A VPN is a secure way for an iPhone or Android device to access local network resources such as internal web sites (SSL not required for secure access), samba shares, and SqueezeBox Server without the need to open up additional network ports on the router.

If you're looking for a router for this project, check out my [Tutorial] Apple AirPlay on TomatoUSB Router.


1) You're running Shibby's BIG-VPN build of TomatoUSB
2) Dynamic DNS is setup (Required for Client Setup). See my
[Tutorial - 30 Minutes or Less] Site to Site VPN with TomatoUSB and OpenVPN post for instructions on setting up Dynamic DNS Address.


1) Configure PPTP Server
2) Configure iPhone (iOS 7) VPN Client and Connect
3) Configure Android VPN Client and Connect - In Progress

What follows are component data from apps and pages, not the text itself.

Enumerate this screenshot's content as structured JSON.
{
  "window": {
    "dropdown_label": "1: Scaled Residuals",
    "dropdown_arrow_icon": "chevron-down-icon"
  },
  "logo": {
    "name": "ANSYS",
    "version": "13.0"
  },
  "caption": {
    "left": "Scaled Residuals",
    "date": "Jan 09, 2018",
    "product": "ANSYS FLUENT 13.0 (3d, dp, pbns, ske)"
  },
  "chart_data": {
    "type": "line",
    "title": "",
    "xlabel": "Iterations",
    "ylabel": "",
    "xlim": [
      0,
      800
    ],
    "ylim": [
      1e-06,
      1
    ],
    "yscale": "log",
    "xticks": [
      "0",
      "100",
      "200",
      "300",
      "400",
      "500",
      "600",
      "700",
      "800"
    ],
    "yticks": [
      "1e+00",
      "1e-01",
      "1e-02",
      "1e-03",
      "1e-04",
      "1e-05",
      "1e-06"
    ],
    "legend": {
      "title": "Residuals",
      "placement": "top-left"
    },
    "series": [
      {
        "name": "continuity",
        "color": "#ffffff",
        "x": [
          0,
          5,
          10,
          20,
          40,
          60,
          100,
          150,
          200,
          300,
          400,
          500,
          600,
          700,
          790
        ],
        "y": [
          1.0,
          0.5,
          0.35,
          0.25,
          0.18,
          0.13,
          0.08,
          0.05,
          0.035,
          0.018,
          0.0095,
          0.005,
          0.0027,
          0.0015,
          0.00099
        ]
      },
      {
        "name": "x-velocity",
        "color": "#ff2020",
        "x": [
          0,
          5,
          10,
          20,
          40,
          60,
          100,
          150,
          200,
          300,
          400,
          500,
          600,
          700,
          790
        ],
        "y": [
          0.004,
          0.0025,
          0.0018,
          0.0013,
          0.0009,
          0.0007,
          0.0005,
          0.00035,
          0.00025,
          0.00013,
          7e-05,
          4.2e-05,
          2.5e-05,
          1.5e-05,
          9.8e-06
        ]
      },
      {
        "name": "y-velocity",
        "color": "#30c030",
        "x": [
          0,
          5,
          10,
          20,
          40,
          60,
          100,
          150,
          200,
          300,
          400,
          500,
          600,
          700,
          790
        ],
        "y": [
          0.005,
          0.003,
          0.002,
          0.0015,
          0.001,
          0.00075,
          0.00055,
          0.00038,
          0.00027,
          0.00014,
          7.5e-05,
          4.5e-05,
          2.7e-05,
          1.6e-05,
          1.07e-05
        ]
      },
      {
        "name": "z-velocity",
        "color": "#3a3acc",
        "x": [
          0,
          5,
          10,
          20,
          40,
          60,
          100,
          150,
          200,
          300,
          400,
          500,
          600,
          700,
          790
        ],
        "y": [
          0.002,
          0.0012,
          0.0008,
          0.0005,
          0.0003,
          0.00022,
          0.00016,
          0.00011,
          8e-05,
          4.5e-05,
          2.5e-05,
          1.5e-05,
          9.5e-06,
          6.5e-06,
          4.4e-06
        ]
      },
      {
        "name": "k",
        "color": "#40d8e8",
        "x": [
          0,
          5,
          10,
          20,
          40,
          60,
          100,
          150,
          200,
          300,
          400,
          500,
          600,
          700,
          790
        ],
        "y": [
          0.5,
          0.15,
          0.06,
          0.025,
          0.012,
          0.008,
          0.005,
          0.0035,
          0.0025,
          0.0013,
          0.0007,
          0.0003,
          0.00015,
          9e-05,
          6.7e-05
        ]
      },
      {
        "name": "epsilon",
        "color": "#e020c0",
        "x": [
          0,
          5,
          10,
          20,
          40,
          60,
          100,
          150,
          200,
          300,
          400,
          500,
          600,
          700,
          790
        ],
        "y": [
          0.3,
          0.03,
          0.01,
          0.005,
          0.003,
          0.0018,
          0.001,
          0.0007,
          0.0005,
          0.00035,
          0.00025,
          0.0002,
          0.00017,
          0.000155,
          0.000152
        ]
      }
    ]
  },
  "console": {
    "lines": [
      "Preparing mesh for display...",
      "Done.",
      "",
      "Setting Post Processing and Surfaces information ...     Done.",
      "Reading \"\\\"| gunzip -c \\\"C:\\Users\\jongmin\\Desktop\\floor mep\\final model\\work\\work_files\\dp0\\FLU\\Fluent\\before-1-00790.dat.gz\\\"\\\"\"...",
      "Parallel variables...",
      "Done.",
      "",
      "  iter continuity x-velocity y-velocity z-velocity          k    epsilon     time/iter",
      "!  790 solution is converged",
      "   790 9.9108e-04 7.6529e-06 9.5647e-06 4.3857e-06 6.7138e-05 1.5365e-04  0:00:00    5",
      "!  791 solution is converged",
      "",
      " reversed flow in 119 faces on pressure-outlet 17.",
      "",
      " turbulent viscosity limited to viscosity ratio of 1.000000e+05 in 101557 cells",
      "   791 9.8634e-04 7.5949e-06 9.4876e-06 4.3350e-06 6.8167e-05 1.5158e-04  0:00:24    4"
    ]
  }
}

Configure PPTP Server

Log into your TomatoUSB Router and go to VPN Tunneling->PPTP Server.

On the PPTP Server Configuration Page:

- Check Enable
- For Remote IP Address Range, pick a small IP Address range that is outside the scope of your DHCP Server but on the same network segment. For instance, I'm using 192.168.200.X as my network segment. My DHCP Server IP Adddress Range is So I used (outside the DHCP Range), giving me two IP Addresses (for two incoming iPhone).
- Set Broadcast Relay Mode to Both
- Set Encryption to MPPE-128
- Leave DNS Servers, WINS Servers, MTU and MRU at the default values.
- Under PPTP User List, add a user and set a password. You will need this info during the next step, Configure iPhone VPN Client.
- Save

Configure iPhone VPN Client and Connect

On your iPhone, go to Settings->General->VPN->Add VPN Configuration.
Select PPTP
Fill in the Description
For Server use your Dynamic DNS Address
Account name ("pptpuser" in this tutorial) and password.
Leave everything else as default.

Settings->General->VPN->Add VPN Configuration

Turn on VPN by going to Settings and sliding on "VPN". Note the "VPN" icon next to the clock when connected to VPN.

Turn iPhone VPN on by going to Settings and sliding on VPN

Configure Android VPN Client and Connect

Go to "Wireless and network" settings -> VPN settings.
Select "Add PPTP VPN"
Set VPN server name
Enable Encryption